After ten years the Doha Development Round is effectively dead, at least in its present form. A broadly comprehensive round of trade negotiations reminiscent of Doha or the Uruguay Round will not likely be attempted again in the foreseeable future. While some have suggested that Doha’s demise threatens the continued existence of the GATT/WTO system, even with some risks of increasing protectionism the United States, the European Union (EU), Japan, Brazil, China and India, among others, have far too much to lose to make abandoning the WTO a rational option. If there is reason for cautious optimism post-Doha it is because there are alternatives to a comprehensive package of new or amended multilateral agreements. They include existing and future “plurilateral” trade agreements, new or revised regional trade agreements (RTAs) covering both goods and services, and liberalized national trade laws and regulations in the WTO member nations. This article discusses the alternatives, which while less than ideal may provide an impetus for continuing trade liberalization both among specific countries and in some instances world-wide.
Saturday, January 14, 2012
Gantz: World Trade Law after Doha: Multilateral, Regional and National Approaches
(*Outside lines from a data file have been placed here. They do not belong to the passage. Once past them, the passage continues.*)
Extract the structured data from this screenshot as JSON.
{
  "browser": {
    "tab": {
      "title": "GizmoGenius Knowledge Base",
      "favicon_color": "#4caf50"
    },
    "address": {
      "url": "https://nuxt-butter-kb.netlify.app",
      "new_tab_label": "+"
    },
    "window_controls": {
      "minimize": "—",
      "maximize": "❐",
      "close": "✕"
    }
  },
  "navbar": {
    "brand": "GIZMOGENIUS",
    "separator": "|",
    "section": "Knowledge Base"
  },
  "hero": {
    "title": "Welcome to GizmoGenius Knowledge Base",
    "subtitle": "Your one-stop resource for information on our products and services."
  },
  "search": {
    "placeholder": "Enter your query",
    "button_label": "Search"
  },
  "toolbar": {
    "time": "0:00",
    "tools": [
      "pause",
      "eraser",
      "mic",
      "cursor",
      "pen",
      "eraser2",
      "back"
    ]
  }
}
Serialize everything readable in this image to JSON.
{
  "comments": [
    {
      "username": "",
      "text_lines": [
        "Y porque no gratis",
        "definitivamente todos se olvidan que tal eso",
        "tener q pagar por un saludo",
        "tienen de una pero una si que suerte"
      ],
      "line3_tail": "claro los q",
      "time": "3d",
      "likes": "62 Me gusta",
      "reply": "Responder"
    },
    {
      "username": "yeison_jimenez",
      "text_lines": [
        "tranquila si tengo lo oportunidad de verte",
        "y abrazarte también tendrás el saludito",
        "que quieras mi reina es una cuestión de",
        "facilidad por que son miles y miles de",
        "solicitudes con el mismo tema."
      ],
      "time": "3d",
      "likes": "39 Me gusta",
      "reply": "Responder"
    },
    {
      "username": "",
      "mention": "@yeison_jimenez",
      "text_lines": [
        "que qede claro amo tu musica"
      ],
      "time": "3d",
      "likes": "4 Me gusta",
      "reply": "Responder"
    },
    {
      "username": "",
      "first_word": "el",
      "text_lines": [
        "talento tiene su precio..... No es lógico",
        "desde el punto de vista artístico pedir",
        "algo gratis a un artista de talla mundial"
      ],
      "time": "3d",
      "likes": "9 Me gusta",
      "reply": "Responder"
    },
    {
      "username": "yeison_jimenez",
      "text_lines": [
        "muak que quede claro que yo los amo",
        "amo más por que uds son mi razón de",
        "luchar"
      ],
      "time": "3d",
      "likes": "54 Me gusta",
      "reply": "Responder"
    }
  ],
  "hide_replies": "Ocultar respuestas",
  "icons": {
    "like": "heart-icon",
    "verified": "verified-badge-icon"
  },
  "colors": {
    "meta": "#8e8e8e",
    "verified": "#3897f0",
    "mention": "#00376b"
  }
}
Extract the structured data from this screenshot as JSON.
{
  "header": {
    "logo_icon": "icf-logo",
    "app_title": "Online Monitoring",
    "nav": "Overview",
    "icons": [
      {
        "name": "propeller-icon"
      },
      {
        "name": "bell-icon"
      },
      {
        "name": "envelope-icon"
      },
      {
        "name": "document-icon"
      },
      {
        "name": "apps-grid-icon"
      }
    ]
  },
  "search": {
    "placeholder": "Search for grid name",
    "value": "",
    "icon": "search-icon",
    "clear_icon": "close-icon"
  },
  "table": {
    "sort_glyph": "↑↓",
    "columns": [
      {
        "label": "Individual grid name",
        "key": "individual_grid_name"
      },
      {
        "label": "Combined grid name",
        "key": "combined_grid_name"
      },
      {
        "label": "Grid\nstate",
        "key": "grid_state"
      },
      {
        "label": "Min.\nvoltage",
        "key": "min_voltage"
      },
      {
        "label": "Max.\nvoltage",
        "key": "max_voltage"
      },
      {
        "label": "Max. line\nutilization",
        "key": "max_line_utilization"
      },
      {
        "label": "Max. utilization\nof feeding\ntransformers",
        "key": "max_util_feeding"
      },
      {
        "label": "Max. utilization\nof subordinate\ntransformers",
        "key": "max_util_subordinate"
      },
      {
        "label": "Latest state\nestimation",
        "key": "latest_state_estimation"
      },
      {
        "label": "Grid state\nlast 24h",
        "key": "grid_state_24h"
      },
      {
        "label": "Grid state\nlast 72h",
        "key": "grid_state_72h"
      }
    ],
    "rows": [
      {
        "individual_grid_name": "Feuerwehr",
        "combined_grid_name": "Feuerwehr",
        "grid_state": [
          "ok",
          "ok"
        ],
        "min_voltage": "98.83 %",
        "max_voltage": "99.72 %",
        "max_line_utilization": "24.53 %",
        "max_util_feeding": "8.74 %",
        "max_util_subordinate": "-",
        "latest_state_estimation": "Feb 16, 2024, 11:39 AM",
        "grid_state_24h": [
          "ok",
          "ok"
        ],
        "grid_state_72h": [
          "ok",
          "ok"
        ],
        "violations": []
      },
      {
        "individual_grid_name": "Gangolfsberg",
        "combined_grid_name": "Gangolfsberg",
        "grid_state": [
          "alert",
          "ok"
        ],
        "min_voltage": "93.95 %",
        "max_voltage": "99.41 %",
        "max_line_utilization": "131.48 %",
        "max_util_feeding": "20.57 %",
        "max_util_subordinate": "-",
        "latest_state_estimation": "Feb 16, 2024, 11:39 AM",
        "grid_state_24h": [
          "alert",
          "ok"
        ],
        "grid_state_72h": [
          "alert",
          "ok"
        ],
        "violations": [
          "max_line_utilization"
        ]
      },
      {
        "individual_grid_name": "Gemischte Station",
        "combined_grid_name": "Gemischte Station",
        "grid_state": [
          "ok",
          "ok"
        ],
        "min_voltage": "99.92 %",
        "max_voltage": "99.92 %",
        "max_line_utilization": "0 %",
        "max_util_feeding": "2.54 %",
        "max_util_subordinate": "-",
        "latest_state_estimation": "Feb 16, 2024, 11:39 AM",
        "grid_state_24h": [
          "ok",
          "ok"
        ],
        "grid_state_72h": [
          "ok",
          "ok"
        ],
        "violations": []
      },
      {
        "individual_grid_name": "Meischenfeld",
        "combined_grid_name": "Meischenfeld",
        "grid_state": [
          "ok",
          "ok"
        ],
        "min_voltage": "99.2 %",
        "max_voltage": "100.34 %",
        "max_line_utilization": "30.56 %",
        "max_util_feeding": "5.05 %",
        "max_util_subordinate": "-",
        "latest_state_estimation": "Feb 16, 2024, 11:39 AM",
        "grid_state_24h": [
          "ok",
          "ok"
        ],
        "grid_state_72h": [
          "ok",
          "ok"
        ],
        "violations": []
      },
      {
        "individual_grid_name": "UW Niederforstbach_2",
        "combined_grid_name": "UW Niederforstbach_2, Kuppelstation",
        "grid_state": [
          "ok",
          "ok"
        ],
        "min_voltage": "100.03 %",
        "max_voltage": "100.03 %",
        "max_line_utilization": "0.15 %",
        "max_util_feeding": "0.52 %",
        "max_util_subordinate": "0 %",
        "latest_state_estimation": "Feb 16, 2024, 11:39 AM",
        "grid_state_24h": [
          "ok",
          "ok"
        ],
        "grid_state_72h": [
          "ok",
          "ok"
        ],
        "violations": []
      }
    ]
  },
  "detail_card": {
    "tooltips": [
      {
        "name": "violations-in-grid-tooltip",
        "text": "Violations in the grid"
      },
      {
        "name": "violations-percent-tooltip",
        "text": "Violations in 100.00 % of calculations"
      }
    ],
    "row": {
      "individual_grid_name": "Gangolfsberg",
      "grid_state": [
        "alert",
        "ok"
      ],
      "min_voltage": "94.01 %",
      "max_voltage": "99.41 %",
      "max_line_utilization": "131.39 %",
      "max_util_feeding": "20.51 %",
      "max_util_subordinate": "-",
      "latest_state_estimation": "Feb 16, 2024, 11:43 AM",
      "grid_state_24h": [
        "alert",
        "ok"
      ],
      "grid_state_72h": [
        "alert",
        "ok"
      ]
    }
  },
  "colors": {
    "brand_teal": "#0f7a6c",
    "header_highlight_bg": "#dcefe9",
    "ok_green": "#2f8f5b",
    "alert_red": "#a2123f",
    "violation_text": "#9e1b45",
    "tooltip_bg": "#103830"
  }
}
David A. Gantz (Univ. of Arizona - Law) has posted World Trade Law after Doha: Multilateral, Regional and National Approaches. Here's the abstract: